Comoros

Cluster Munition Ban Policy

Last updated: 04 September 2020

Ten-Year Review: State Party Comoros ratified the convention on 28 July 2010. It has participated in meetings of the convention, but not since 2013. Comoros has voted in favor of key annual United Nations (UN) resolutions promoting the convention since 2015 and it has elaborated its views on important issues for the interpretation and implementation of the convention.

Comoros states that it has never used, produced, transferred, or stockpiled cluster munitions. It must provide a transparency report for the convention to formally confirm this cluster munition-free status.

Policy

The Union of Comoros signed the Convention on Cluster Munitions on 3 December 2008, ratified on 28 July 2010, and the convention entered into force for the country on 1 January 2011.

Comoros has not adopted national implementation legislation to enforce the convention’s provisions.[1]

As of August 2020, Comoros still has not submitted its initial Article 7 transparency report for the Convention on Cluster Munitions, which was originally due by 30 June 2011.

Comoros participated in the Oslo Process that created the convention and advocated for the strongest possible text.[2]

Comoros participated in the convention’s Meetings of States Parties in 2011–2013, but none since then.

In December 2019, Comoros voted in favor of a UN General Assembly (UNGA) resolution promoting implementation of the Convention on Cluster Munitions.[3] Comoros has voted in favor of the annual UNGA resolution on the convention since it was first introduced in 2015.

Comoros has voted in favor of UNGA resolutions condemning the use of cluster munitions in Syria, most recently in December 2019.[4]

With respect to the prohibition on transit of cluster munitions through the territory of a State Party, Comoros has stated, “we cannot tolerate any form of transit, even from states which have not signed the convention.”[5]

Comoros has not elaborated its views on other important issues relating to the convention’s interpretation and implementation, such as the prohibition on foreign stockpiling and assistance with prohibited acts in joint military operations, and the prohibition on investing in cluster munition production.

Comoros is a State Party to the Mine Ban Treaty.
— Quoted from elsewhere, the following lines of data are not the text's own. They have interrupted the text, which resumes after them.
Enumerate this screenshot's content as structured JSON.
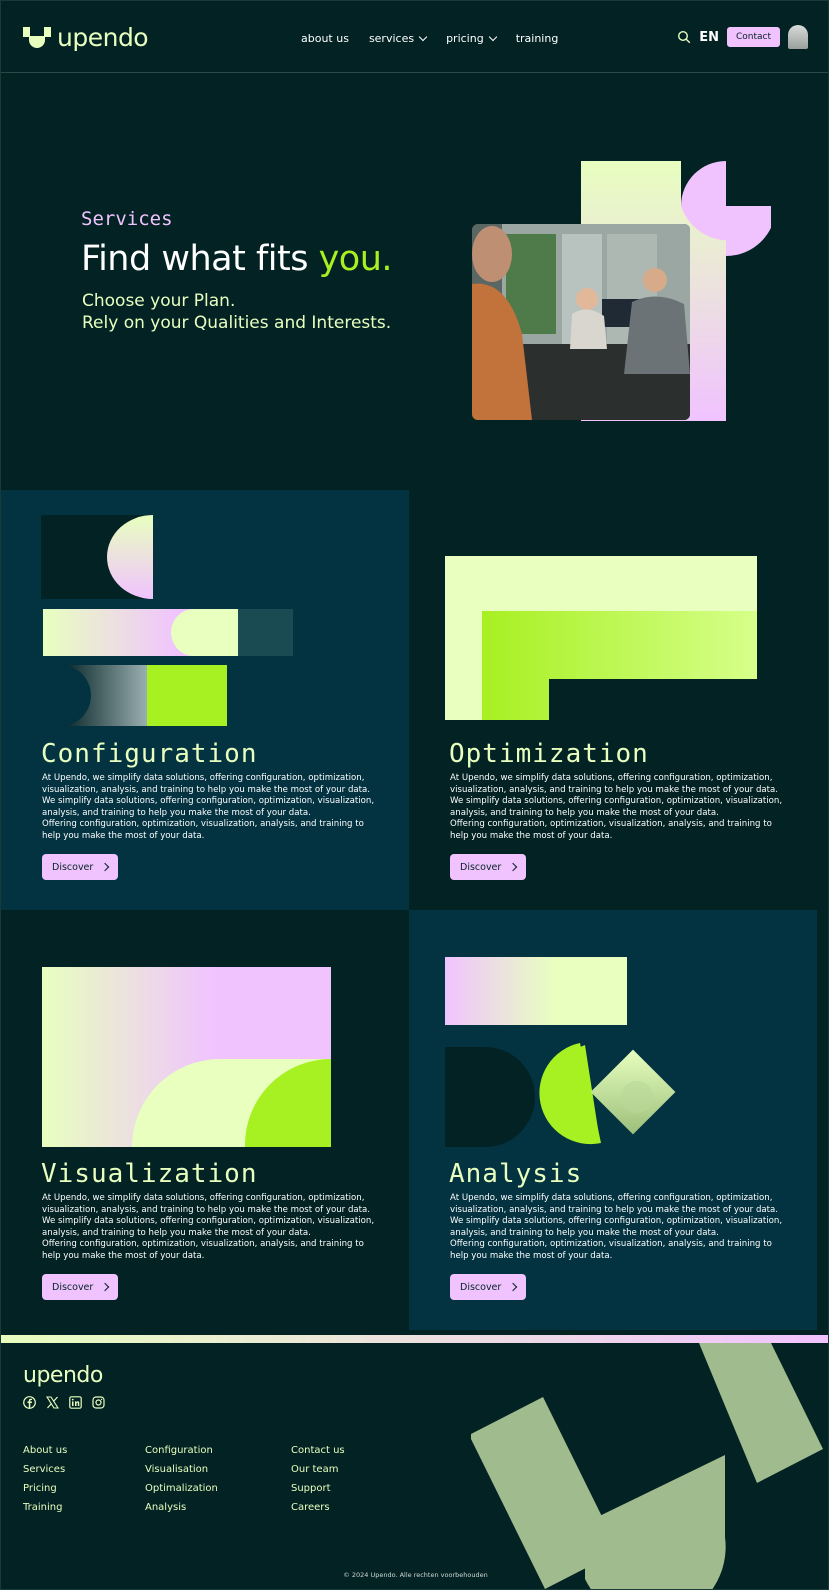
{
  "header": {
    "logo_text": "upendo",
    "nav": [
      {
        "label": "about us",
        "has_dropdown": false
      },
      {
        "label": "services",
        "has_dropdown": true
      },
      {
        "label": "pricing",
        "has_dropdown": true
      },
      {
        "label": "training",
        "has_dropdown": false
      }
    ],
    "language": "EN",
    "contact_label": "Contact"
  },
  "hero": {
    "eyebrow": "Services",
    "title_main": "Find what fits ",
    "title_accent": "you.",
    "subtitle_line1": "Choose your Plan.",
    "subtitle_line2": "Rely on your Qualities and Interests."
  },
  "cards": [
    {
      "title": "Configuration",
      "text1": "At Upendo, we simplify data solutions, offering configuration, optimization, visualization, analysis, and training to help you make the most of your data.",
      "text2": "We simplify data solutions, offering configuration, optimization, visualization, analysis, and training to help you make the most of your data.",
      "text3": "Offering configuration, optimization, visualization, analysis, and training to help you make the most of your data.",
      "button": "Discover"
    },
    {
      "title": "Optimization",
      "text1": "At Upendo, we simplify data solutions, offering configuration, optimization, visualization, analysis, and training to help you make the most of your data.",
      "text2": "We simplify data solutions, offering configuration, optimization, visualization, analysis, and training to help you make the most of your data.",
      "text3": "Offering configuration, optimization, visualization, analysis, and training to help you make the most of your data.",
      "button": "Discover"
    },
    {
      "title": "Visualization",
      "text1": "At Upendo, we simplify data solutions, offering configuration, optimization, visualization, analysis, and training to help you make the most of your data.",
      "text2": "We simplify data solutions, offering configuration, optimization, visualization, analysis, and training to help you make the most of your data.",
      "text3": "Offering configuration, optimization, visualization, analysis, and training to help you make the most of your data.",
      "button": "Discover"
    },
    {
      "title": "Analysis",
      "text1": "At Upendo, we simplify data solutions, offering configuration, optimization, visualization, analysis, and training to help you make the most of your data.",
      "text2": "We simplify data solutions, offering configuration, optimization, visualization, analysis, and training to help you make the most of your data.",
      "text3": "Offering configuration, optimization, visualization, analysis, and training to help you make the most of your data.",
      "button": "Discover"
    }
  ],
  "footer": {
    "logo_text": "upendo",
    "socials": [
      "facebook-icon",
      "x-icon",
      "linkedin-icon",
      "instagram-icon"
    ],
    "col1": [
      "About us",
      "Services",
      "Pricing",
      "Training"
    ],
    "col2": [
      "Configuration",
      "Visualisation",
      "Optimalization",
      "Analysis"
    ],
    "col3": [
      "Contact us",
      "Our team",
      "Support",
      "Careers"
    ],
    "copyright": "© 2024 Upendo. Alle rechten voorbehouden"
  },
  "colors": {
    "background": "#032224",
    "panel": "#033341",
    "lime": "#a7f022",
    "cream": "#e8ffbf",
    "pink": "#f0c3ff",
    "sage": "#a0bb8d"
  }
}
It is not party to the Convention on Conventional Weapons.

Use, production, transfer, and stockpiling

Comoros has stated that it has never used, produced, transferred, or stockpiled cluster munitions.[6] It must provide an Article 7 transparency report for the convention to confirm its cluster munition-free status.
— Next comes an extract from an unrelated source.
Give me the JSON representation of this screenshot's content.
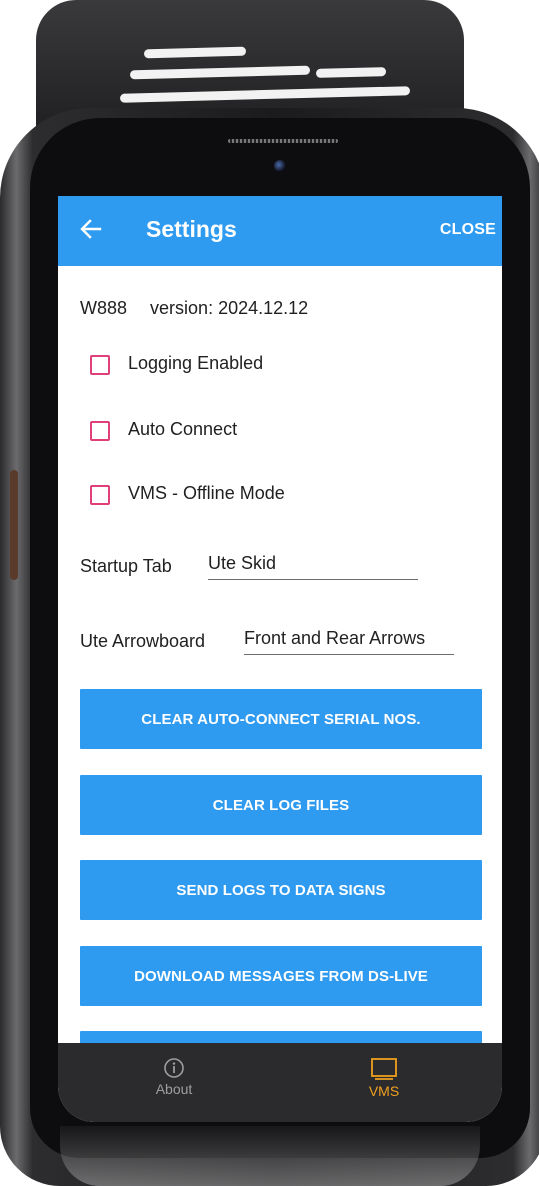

[1] Legislation to ratify the convention was approved by the Federal Assembly on 9 June 2010 (Law No. 10-OOS/AU) and signed into law by the president 10 days later (Presidential Decree No. 10-078/PR). Letter No. 261/07/MP/NY-10 from Mohamed El-Marouf, Chargé d’Affaires, Permanent Mission of the Union of Comoros to the UN in New York, 26 July 2010.

[2] For details on Comoros’ cluster munition policy and practice up to early 2009, see Human Rights Watch (HRW) and Landmine Action, Banning Cluster Munitions: Government Policy and Practice (Ottawa: Mines Action Canada, May 2009), p. 60.
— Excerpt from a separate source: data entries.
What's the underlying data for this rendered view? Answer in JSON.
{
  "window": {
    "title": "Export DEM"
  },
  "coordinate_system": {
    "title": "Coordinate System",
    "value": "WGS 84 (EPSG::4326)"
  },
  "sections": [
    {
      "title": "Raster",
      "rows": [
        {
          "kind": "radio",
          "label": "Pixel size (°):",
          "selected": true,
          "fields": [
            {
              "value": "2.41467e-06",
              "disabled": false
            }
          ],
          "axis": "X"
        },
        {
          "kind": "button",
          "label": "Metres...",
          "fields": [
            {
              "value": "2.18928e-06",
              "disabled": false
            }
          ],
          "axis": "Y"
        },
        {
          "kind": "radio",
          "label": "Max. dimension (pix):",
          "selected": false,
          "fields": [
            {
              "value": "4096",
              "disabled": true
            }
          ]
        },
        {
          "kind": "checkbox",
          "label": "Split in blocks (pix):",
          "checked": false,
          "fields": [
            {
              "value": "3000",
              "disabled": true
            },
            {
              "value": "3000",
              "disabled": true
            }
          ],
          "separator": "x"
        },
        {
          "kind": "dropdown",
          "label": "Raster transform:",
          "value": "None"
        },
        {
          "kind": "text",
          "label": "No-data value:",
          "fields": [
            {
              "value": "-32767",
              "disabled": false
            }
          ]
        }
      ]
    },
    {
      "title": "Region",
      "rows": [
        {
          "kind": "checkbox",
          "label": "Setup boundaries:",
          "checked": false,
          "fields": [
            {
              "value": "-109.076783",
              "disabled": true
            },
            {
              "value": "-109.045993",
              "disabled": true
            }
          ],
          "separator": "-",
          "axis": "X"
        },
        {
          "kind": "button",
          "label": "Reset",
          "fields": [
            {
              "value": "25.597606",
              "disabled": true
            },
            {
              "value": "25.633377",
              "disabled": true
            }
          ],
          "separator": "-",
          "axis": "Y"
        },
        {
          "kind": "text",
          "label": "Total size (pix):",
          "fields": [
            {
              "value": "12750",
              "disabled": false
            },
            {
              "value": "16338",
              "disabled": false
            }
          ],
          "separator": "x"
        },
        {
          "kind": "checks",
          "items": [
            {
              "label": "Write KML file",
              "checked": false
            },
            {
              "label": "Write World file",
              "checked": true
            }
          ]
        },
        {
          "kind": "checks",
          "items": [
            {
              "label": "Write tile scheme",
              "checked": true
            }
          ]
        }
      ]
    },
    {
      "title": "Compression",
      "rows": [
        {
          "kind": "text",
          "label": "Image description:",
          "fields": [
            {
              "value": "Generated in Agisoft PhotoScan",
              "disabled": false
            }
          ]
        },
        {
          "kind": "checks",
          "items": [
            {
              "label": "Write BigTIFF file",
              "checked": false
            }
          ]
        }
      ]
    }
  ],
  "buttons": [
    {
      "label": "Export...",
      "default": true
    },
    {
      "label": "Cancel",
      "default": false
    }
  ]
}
[3]Implementation of the Convention on Cluster Munitions,” UNGA Resolution 74/62, 12 December 2019.

[4]Situation of human rights in the Syrian Arab Republic,” UNGA Resolution 74/169, 18 December 2019. Comoros voted in favor of similar resolutions during 2013–2018.

[5] Email from Bourhane Mirhane, Ministry of External Affairs, 18 April 2011.

[6] Interview with Mohamed El-Marouf, Permanent Mission of the Union of Comoros to the UN in New York, in Pretoria, 25 March 2010.


Mine Ban Policy

Last updated: 18 December 2019

Policy

The Islamic Republic of the Comoros acceded to the Mine Ban Treaty on 19 September 2002, becoming a State Party on 1 March 2003. Legislation to enforce the antipersonnel mine prohibition domestically has not been enacted.

Comoros has not attended any recent meetings of the treaty, including the Third Review Conference in Maputo in June 2014. Comoros submitted its initial Mine Ban Treaty Article 7 report on 20 April 2003 and a subsequent report on 24 June 2004, but has not since provided annual updates.

On 5 December 2018, Comoros voted in favor of UN General Assembly Resolution 73/61 promoting universalization and implementation of the convention.[1]

Comoros is not party to the Convention on Conventional Weapons. Comoros is party to the Convention on Cluster Munitions.

Comoros has never used, produced, imported, exported, or stockpiled antipersonnel mines, including for training purposes.



[1] “Implementation of the Convention on the Prohibition of the Use, Stockpiling, Production and Transfer of Anti-Personnel Mines and on Their Destruction,” UNGA Resolution 73/61, 5 December 2018.